Stored data entries
------------------------

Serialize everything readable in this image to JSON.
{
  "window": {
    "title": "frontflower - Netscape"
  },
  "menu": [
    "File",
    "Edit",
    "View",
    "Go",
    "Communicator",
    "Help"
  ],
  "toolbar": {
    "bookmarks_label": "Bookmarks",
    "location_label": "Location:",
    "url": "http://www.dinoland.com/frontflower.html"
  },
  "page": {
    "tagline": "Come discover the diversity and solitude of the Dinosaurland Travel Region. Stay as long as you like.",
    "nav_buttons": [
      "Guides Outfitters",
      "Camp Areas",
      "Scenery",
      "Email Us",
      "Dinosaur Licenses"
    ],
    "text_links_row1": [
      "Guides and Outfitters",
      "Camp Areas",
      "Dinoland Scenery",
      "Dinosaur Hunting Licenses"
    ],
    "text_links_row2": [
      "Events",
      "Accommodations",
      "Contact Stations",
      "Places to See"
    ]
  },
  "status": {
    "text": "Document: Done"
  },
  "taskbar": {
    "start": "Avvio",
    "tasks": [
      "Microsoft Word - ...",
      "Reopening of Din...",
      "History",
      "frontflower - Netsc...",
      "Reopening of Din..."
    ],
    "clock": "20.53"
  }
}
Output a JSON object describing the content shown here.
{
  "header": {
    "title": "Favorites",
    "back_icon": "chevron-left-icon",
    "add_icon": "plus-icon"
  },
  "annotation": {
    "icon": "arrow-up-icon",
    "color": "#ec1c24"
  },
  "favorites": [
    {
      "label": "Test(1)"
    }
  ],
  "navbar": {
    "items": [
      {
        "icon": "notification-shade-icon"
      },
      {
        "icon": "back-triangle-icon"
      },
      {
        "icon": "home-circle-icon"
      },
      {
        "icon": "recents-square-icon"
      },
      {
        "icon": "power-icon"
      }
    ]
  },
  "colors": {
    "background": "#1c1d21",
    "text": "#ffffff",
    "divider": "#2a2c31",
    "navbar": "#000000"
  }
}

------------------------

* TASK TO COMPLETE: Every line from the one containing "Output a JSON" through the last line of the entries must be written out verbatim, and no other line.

* SOLVED EXERCISE:
Output a JSON object describing the content shown here.
{
  "header": {
    "title": "Favorites",
    "back_icon": "chevron-left-icon",
    "add_icon": "plus-icon"
  },
  "annotation": {
    "icon": "arrow-up-icon",
    "color": "#ec1c24"
  },
  "favorites": [
    {
      "label": "Test(1)"
    }
  ],
  "navbar": {
    "items": [
      {
        "icon": "notification-shade-icon"
      },
      {
        "icon": "back-triangle-icon"
      },
      {
        "icon": "home-circle-icon"
      },
      {
        "icon": "recents-square-icon"
      },
      {
        "icon": "power-icon"
      }
    ]
  },
  "colors": {
    "background": "#1c1d21",
    "text": "#ffffff",
    "divider": "#2a2c31",
    "navbar": "#000000"
  }
}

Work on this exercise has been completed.